Dallas police say they've written more than 300 tickets to aggressive drivers just this month.

DALLAS — The Dallas Police Department says officers have issued hundreds of tickets this month to try and prevent road rage. 

Officers are looking for aggressive drivers as the number of road rage killings have increased this year.

"They are senseless acts that can be stopped if people just take a little more time to get to their destination,” said Deputy Chief Mike Igo.

The Dallas Police Department released its numbers.
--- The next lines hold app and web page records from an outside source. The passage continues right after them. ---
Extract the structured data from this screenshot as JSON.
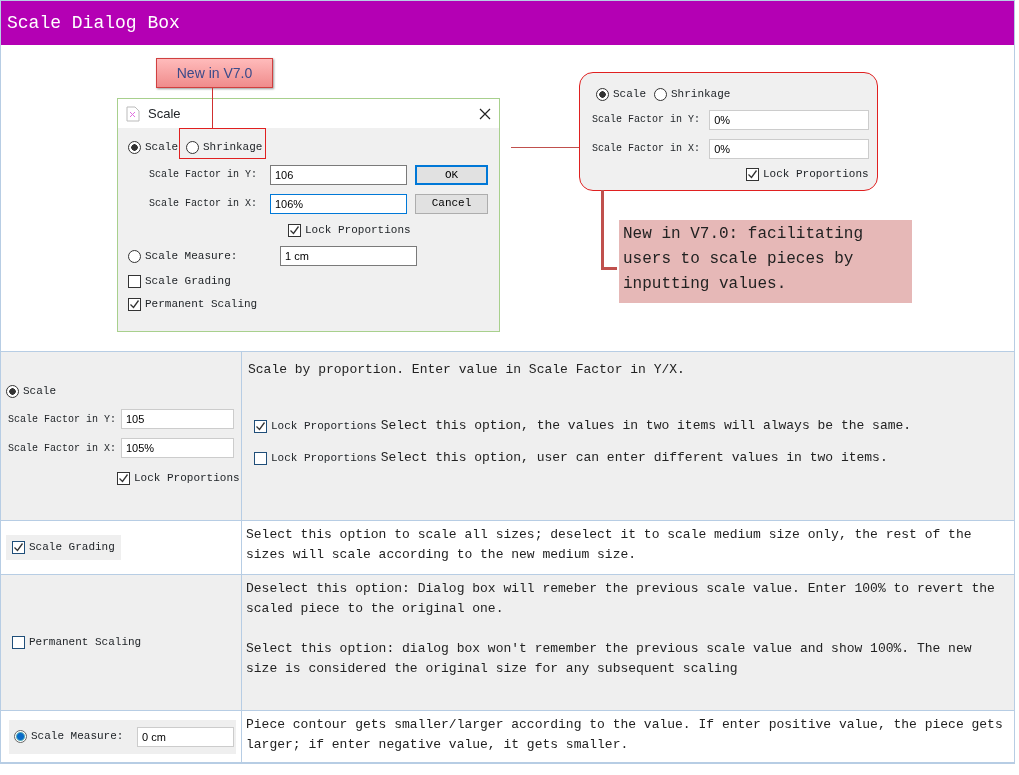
{
  "header": {
    "title": "Scale Dialog Box"
  },
  "figure": {
    "callout": "New in V7.0",
    "dialog": {
      "title": "Scale",
      "modes": [
        {
          "label": "Scale",
          "selected": true
        },
        {
          "label": "Shrinkage",
          "selected": false
        }
      ],
      "fields": [
        {
          "label": "Scale Factor in Y:",
          "value": "106"
        },
        {
          "label": "Scale Factor in X:",
          "value": "106%"
        }
      ],
      "buttons": [
        "OK",
        "Cancel"
      ],
      "lock": {
        "label": "Lock Proportions",
        "checked": true
      },
      "measure": {
        "label": "Scale Measure:",
        "selected": false,
        "value": "1 cm"
      },
      "options": [
        {
          "label": "Scale Grading",
          "checked": false
        },
        {
          "label": "Permanent Scaling",
          "checked": true
        }
      ]
    },
    "panel": {
      "modes": [
        {
          "label": "Scale",
          "selected": true
        },
        {
          "label": "Shrinkage",
          "selected": false
        }
      ],
      "fields": [
        {
          "label": "Scale Factor in Y:",
          "value": "0%"
        },
        {
          "label": "Scale Factor in X:",
          "value": "0%"
        }
      ],
      "lock": {
        "label": "Lock Proportions",
        "checked": true
      }
    },
    "note": "New in V7.0: facilitating users to scale pieces by inputting values."
  },
  "rows": [
    {
      "kind": "scale",
      "mode": {
        "label": "Scale",
        "selected": true
      },
      "fields": [
        {
          "label": "Scale Factor in Y:",
          "value": "105"
        },
        {
          "label": "Scale Factor in X:",
          "value": "105%"
        }
      ],
      "lock": {
        "label": "Lock Proportions",
        "checked": true
      },
      "notes": [
        {
          "text": "Scale by proportion.  Enter value in Scale Factor in Y/X."
        },
        {
          "checkbox": {
            "label": "Lock Proportions",
            "checked": true
          },
          "text": "Select this option, the values in two items will always be the same."
        },
        {
          "checkbox": {
            "label": "Lock Proportions",
            "checked": false
          },
          "text": "Select this option, user can enter different values in two items."
        }
      ]
    },
    {
      "kind": "checkbox",
      "option": {
        "label": "Scale Grading",
        "checked": true
      },
      "notes": [
        {
          "text": "Select this option to scale all sizes; deselect it to scale medium size only, the rest of the sizes will scale according to the new medium size."
        }
      ]
    },
    {
      "kind": "checkbox",
      "option": {
        "label": "Permanent Scaling",
        "checked": false
      },
      "notes": [
        {
          "text": "Deselect this option: Dialog box will remeber the previous scale value. Enter 100% to revert the scaled piece to the original one."
        },
        {
          "text": "Select this option: dialog box won't remember the previous scale value and show 100%. The new size is considered the original size for any subsequent scaling"
        }
      ]
    },
    {
      "kind": "measure",
      "measure": {
        "label": "Scale Measure:",
        "selected": true,
        "value": "0 cm"
      },
      "notes": [
        {
          "text": "Piece contour gets smaller/larger according to the value. If enter positive value, the piece gets larger; if enter negative value, it gets smaller."
        }
      ]
    }
  ]
}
Since July 4, officers have given out 330 hazardous citation tickets and made five arrests. 

“We are looking for the aggressive drivers, people doing improper lane changes, excessive speeds, the excessive honking of horns that are indicators,” said Igo.

Dallas PD and the Dallas County Sheriff's Office recently held a Facebook Live trying to educate people on how easily things can get out of control and turn into road rage. 
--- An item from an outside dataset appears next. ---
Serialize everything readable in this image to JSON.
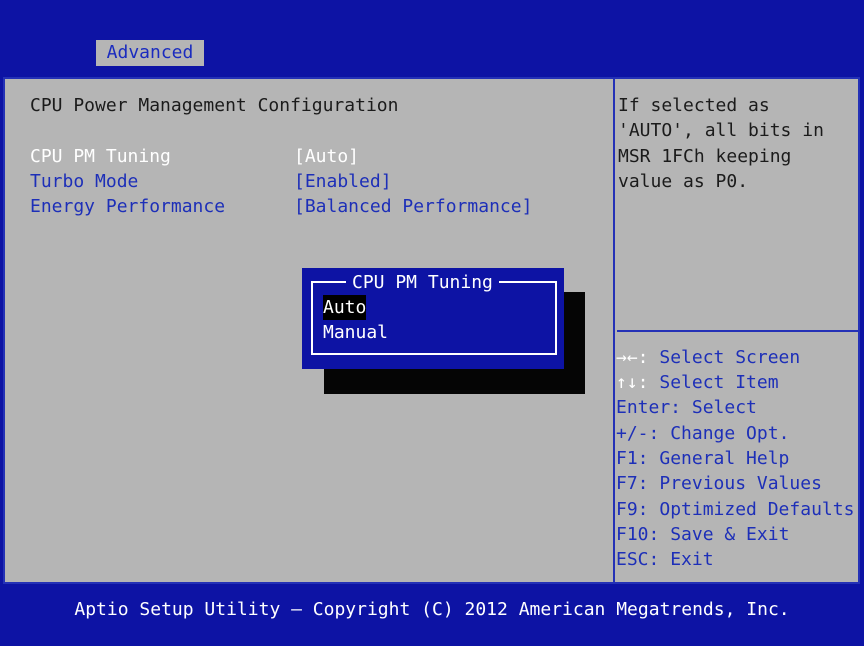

“Anyone can become a road rager,” said Raul Reyna, Dallas County Sheriff’s Department.

RELATED: 'It's just scary driving on the highway': Wife of man killed in road rage incident still awaits justice 

Dallas police say road rage has gotten worse in the last year. 

"With the year of COVID last year we had less people on the streets, which lead to people increasing speeds on the roadways and when people started to go back to work, it caused people to be upset with the number of people back on the streets,” said Igo. 

Experts who study human behavior agree. 

Lee Richardson is with the Brain Performance Center of Dallas.

“We are so reactionary now. The slightest thing can happen, someone could give you a hand gesture or honk horn, and it's just too much,” said Richardson.

Police fear they will see more of this with a new law that will soon take affect that allows Texans to carry a handgun without a license.

RELATED: Texans can carry handguns without a license or training starting Sept. 1, after Gov. Greg Abbott signs permitless carry bill into law

So, they say they will step up enforcement even more to try and stop more tragedy on the roads.